- WORK TASK
One line at a time, check the entries below for the word "Orden", and copy each line that has it.

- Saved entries
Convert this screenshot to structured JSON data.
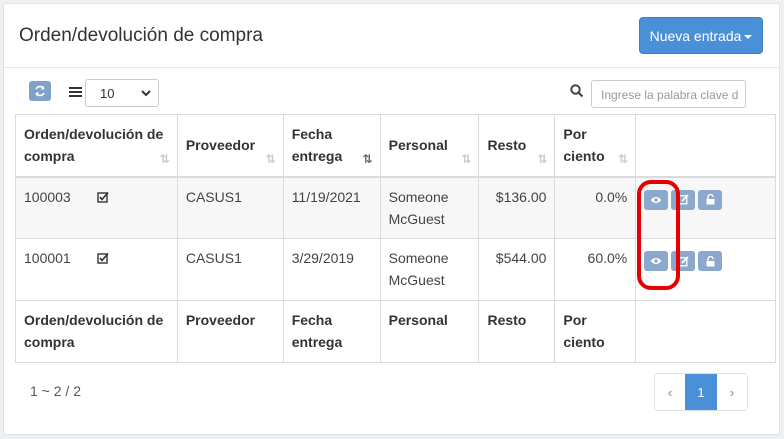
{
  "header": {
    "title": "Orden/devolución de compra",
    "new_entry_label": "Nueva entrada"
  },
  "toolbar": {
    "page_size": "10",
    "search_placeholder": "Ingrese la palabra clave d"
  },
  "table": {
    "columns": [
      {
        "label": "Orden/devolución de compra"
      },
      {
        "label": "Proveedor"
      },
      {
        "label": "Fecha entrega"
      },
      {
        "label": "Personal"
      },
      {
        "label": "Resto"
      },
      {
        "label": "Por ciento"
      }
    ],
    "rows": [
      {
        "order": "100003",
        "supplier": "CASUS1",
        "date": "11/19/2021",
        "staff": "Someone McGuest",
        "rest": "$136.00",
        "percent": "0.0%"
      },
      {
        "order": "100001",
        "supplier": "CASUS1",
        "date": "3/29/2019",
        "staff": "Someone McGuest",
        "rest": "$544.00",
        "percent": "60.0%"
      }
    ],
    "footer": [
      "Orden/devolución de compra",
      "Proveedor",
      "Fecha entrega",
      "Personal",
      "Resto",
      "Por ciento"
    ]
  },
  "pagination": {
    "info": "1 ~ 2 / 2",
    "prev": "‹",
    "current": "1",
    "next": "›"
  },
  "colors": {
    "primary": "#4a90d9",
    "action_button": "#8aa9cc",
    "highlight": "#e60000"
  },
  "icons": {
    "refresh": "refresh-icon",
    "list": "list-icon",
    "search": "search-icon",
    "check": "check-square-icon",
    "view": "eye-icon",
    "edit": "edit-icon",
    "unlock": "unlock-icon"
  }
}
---
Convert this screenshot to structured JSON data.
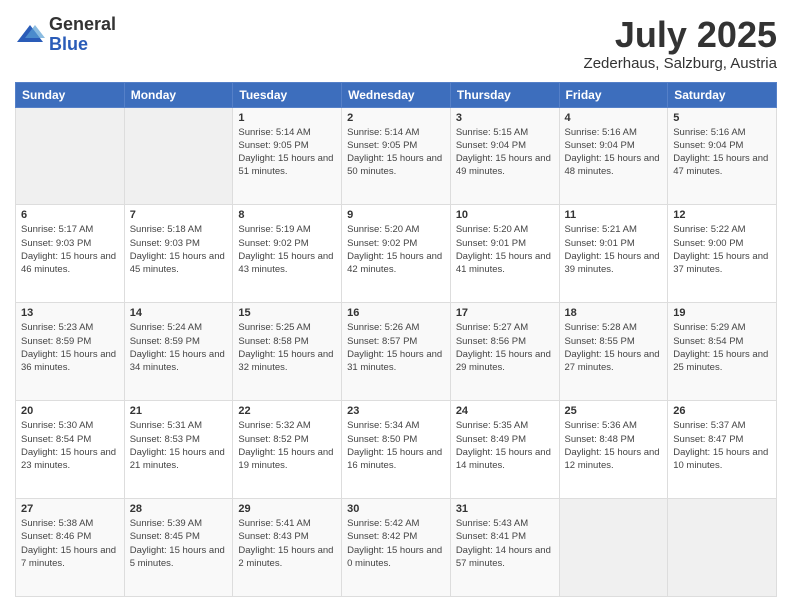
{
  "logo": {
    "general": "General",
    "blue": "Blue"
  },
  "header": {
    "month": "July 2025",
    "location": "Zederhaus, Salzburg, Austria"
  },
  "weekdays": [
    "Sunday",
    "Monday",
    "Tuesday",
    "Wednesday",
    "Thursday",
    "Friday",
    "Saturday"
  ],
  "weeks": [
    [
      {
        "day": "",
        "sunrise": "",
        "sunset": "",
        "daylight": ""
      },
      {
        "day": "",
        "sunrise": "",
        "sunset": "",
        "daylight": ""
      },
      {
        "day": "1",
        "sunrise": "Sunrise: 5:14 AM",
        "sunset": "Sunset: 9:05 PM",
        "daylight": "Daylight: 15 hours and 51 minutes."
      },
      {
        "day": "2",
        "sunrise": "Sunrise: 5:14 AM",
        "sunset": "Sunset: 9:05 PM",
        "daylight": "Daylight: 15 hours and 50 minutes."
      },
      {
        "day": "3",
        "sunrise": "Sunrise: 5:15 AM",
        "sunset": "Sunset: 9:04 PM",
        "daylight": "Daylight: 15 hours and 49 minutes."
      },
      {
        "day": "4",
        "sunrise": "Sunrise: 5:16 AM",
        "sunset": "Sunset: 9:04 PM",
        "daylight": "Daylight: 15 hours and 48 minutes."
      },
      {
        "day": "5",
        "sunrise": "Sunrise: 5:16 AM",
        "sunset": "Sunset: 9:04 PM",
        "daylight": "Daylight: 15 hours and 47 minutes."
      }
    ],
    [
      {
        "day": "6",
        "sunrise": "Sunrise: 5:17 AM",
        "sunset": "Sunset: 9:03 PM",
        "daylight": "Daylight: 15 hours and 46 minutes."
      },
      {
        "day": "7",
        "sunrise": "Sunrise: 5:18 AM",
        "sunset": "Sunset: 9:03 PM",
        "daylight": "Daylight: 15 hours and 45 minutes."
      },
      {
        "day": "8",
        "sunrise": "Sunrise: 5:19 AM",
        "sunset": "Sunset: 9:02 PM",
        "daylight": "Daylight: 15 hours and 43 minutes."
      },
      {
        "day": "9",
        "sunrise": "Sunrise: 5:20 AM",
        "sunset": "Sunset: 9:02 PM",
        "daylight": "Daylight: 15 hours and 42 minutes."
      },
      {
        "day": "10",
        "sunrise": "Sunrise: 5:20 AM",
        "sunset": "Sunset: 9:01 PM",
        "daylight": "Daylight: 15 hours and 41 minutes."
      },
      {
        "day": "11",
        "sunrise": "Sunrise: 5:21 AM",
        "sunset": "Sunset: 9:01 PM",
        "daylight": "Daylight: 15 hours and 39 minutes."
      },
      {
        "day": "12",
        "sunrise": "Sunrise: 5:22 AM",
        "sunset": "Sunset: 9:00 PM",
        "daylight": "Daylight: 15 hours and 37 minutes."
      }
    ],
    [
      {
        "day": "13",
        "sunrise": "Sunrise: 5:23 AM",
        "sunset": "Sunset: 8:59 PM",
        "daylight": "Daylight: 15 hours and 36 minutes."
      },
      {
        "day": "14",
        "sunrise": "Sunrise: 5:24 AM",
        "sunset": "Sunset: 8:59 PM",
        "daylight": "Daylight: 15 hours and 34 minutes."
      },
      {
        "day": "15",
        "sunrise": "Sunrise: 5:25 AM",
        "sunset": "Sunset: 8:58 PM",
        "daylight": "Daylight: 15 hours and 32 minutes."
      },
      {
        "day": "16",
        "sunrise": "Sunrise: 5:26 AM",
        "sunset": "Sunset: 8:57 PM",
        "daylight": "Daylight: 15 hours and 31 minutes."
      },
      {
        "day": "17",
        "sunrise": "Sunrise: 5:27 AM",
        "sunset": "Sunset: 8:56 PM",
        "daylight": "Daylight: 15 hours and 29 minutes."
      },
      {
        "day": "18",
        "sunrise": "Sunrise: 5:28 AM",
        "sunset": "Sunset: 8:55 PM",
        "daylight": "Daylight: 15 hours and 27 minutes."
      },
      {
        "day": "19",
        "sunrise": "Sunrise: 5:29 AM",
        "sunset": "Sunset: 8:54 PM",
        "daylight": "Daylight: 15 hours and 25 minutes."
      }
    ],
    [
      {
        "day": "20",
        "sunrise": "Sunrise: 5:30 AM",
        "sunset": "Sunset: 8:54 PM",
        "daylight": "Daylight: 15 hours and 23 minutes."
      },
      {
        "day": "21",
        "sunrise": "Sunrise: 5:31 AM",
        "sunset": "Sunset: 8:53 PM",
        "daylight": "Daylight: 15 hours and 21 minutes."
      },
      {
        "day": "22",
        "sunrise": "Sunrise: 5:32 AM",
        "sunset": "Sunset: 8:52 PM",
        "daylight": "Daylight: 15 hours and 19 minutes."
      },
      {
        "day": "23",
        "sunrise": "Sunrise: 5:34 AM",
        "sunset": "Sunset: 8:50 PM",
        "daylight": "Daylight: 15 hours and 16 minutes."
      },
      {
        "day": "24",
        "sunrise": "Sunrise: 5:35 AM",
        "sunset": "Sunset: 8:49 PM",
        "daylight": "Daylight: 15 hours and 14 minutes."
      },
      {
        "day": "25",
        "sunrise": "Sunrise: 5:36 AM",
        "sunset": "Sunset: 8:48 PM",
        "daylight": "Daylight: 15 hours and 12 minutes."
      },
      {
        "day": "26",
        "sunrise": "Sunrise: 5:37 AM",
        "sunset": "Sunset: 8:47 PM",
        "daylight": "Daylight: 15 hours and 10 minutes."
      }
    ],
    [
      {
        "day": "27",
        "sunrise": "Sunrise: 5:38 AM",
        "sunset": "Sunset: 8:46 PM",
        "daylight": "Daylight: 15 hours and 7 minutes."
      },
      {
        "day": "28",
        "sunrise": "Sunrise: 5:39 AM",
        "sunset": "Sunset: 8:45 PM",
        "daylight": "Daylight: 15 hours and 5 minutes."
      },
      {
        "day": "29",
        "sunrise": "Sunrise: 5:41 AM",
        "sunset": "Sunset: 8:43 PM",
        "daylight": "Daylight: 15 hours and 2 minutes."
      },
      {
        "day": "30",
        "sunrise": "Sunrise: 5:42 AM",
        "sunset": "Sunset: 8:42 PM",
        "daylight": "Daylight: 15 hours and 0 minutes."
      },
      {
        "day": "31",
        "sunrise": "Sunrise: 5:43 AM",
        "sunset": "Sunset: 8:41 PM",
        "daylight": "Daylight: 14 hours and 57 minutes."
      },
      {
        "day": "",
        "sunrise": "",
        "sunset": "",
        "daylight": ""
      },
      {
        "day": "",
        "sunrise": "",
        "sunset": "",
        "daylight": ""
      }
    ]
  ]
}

- ANSWER FOR THIS EXERCISE
    "title": "Orden/devolución de compra",
        "label": "Orden/devolución de compra"
      "Orden/devolución de compra",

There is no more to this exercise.